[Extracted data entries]
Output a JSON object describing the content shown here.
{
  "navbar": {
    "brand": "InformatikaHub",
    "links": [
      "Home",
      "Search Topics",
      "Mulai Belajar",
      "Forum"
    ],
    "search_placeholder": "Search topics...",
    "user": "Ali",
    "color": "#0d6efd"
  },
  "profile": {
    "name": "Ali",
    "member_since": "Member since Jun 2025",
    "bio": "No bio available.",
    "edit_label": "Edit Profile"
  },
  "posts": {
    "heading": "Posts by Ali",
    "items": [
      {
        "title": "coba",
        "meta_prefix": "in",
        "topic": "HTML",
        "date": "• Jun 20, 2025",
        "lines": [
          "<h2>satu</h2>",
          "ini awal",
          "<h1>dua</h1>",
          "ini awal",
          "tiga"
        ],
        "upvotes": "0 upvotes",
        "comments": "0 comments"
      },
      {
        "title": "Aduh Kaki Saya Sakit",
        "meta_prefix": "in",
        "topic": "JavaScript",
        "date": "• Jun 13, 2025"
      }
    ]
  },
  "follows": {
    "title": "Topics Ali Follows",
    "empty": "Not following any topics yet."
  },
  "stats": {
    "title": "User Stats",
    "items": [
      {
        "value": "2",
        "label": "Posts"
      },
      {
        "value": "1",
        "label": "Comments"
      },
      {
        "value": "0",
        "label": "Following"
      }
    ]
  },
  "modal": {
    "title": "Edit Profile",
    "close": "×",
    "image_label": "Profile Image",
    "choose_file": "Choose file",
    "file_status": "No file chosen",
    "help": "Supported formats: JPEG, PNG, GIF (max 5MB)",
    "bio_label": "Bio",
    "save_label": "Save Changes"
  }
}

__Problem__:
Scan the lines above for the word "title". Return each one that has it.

__Solution to this exercise__:
        "title": "coba",
        "title": "Aduh Kaki Saya Sakit",
    "title": "Topics Ali Follows",
    "title": "User Stats",
    "title": "Edit Profile",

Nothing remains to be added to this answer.